I worked out by adding up the products I use, that my period costs £10.34 a month (not including all the comfort chocolate and lost productivity…), so in a year of 12 periods that’s £124.08. Sometimes, depending on the frequency of your cycle, and how many days your period lasts for, you can have 13, 14 or even 15 periods a year – let’s take a moment to send positive love and vibes over to those poor, unfortunate souls. But by buying a MoonCup at £19.99 over 3 years of periods I would be saving £352.25! I could go on a cheap holiday to Italy just on period money! So, whilst the old me is splashing cash on little cotton, environment-destroying corporate-backed soldiers, the new me is drinking wine, while politely declining olives (disgusting), on a gondola, discussing art in the sun with all my tampon liberated friends.
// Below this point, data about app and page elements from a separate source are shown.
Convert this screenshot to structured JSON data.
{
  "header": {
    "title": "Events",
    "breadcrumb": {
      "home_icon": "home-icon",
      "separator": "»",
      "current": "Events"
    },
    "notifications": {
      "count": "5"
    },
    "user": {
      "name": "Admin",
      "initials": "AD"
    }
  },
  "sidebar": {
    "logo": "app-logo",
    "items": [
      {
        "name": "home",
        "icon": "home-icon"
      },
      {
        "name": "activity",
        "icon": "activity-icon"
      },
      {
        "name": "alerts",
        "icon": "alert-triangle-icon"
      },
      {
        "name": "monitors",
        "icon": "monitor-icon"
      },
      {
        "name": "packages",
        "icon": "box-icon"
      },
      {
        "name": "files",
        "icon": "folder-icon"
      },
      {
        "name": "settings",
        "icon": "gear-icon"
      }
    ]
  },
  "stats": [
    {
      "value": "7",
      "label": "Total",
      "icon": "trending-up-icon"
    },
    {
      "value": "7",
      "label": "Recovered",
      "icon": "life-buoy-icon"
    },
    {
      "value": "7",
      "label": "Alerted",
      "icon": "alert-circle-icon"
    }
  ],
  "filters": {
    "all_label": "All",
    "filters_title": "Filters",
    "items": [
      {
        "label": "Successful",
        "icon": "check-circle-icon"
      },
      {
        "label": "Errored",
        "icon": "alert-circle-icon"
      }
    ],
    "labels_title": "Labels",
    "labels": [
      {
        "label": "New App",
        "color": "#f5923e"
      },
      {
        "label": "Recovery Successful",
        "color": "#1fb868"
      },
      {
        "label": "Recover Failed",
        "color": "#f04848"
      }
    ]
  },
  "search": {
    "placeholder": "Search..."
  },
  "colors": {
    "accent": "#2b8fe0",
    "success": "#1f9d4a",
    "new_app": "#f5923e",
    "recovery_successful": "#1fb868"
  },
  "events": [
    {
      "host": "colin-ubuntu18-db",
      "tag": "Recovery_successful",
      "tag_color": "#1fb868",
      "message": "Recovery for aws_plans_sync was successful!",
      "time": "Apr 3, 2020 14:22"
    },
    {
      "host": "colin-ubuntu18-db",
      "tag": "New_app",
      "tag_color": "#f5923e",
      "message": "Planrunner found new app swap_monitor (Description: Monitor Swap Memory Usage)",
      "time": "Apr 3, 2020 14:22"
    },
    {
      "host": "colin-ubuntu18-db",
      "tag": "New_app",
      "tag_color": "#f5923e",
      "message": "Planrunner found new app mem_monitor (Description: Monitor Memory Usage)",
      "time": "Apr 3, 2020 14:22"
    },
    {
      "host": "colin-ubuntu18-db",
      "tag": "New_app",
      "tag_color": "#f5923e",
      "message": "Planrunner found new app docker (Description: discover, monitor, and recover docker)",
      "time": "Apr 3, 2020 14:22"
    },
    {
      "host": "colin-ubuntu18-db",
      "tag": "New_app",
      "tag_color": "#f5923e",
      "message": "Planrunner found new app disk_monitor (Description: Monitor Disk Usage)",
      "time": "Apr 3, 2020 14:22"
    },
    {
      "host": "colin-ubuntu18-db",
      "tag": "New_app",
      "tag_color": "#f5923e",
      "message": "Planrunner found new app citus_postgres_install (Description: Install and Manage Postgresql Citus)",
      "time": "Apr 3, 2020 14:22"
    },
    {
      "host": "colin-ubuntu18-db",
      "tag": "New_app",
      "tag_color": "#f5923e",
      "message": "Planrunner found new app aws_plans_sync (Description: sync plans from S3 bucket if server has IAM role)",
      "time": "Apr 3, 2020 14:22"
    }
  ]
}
Well, doesn’t that sound lovely? If that’s not resonating with you as desirable how about 35 months of Netflix? 234 large Galaxy chocolate bars? 176 copies of Vogue?
Now when you change to a new thing, whether it be a new sport, new school or new period device, you definitely have questions. The FAQ sections on both the DivaCup and MoonCup websites are very good at answering all of these, but one playing on my mind was how do you change a period cup in a public bathroom? But I need not have feared any awkwardness, the companies suggest having a little bottle of water in your bag and rinsing the cup over the toilet before reinserting. EASY! Also, if you’re thinking ‘I don’t always have a water bottle on me’, well, you should, because dehydration is the worst. It makes you lightheaded, gives you headaches and makes you tired… Just the classic Monday? NO. You’re probably dehydrated, and maybe also went a little heavy at the weekend. But if you find yourself waterless, they suggest that wiping the cup and reinserting is also fine. With a period cup, you can do everything you can do with a tampon, and actually even more, because you have to reinsert less frequently giving you more time to smash the patriarchy.
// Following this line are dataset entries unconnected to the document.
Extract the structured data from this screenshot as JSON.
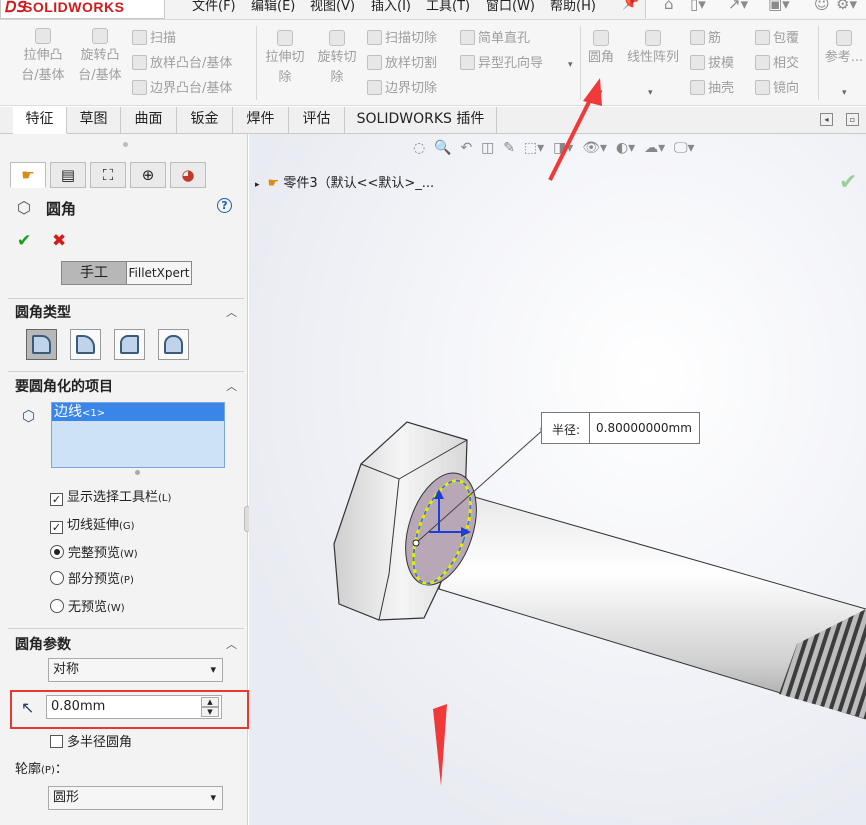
{
  "app": {
    "brand": "SOLIDWORKS"
  },
  "menubar": [
    "文件(F)",
    "编辑(E)",
    "视图(V)",
    "插入(I)",
    "工具(T)",
    "窗口(W)",
    "帮助(H)"
  ],
  "commands": {
    "extrude_boss": "拉伸凸台/基体",
    "revolve_boss": "旋转凸台/基体",
    "sweep": "扫描",
    "loft": "放样凸台/基体",
    "boundary_boss": "边界凸台/基体",
    "extrude_cut": "拉伸切除",
    "revolve_cut": "旋转切除",
    "swept_cut": "扫描切除",
    "lofted_cut": "放样切割",
    "boundary_cut": "边界切除",
    "simple_hole": "简单直孔",
    "hole_wizard": "异型孔向导",
    "fillet": "圆角",
    "linear_pattern": "线性阵列",
    "rib": "筋",
    "draft": "拔模",
    "shell": "抽壳",
    "wrap": "包覆",
    "intersect": "相交",
    "mirror": "镜向",
    "reference": "参考..."
  },
  "tabs": [
    "特征",
    "草图",
    "曲面",
    "钣金",
    "焊件",
    "评估",
    "SOLIDWORKS 插件"
  ],
  "property_manager": {
    "title": "圆角",
    "manual": "手工",
    "filletxpert": "FilletXpert",
    "fillet_type": {
      "heading": "圆角类型"
    },
    "items": {
      "heading": "要圆角化的项目",
      "selected": "边线",
      "selected_suffix": "<1>"
    },
    "options": {
      "show_toolbar": "显示选择工具栏",
      "show_toolbar_key": "(L)",
      "tangent": "切线延伸",
      "tangent_key": "(G)",
      "full_preview": "完整预览",
      "full_preview_key": "(W)",
      "partial_preview": "部分预览",
      "partial_preview_key": "(P)",
      "no_preview": "无预览",
      "no_preview_key": "(W)"
    },
    "params": {
      "heading": "圆角参数",
      "method": "对称",
      "radius": "0.80mm",
      "multi_radius": "多半径圆角",
      "profile_label": "轮廓",
      "profile_key": "(P)",
      "profile_colon": "：",
      "profile": "圆形"
    }
  },
  "graphics": {
    "tree_item": "零件3（默认<<默认>_...",
    "callout_label": "半径:",
    "callout_value": "0.80000000mm"
  },
  "colors": {
    "accent_red": "#e8392f",
    "highlight": "#e8e800",
    "select_blue": "#3a73ff"
  }
}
So, economically we know period cups are dope! But just think about how much less waste you are supplying to landfill, and how free of tampons sewer systems would be. Even better, the less people stuffing money into the disposable tampon, pad, liner industry, the less products they would need to make, reducing greenhouse gas emissions!
The period cup will not hold you back, it will set you free, economically, morally and from the grips of the businesses tricking you into thinking that your natural bodily functions need to drain your wallet and destroy the planet. YOU ARE FREE. Put on a long flowy skirt, find a field of yellow flowers, apply an Instagram filter, run like the wind and never look back. During writing this I have purchased my very own MoonCup, and for the first time ever I am excited to get my period. Let’s all get period cups and tell our sisters, mothers, best friends, bosses and even our frenemies, that they should get one too. Then you brilliant, brave and intelligent person can throw a punch in the air, because you are eco-friendly right down to your pants.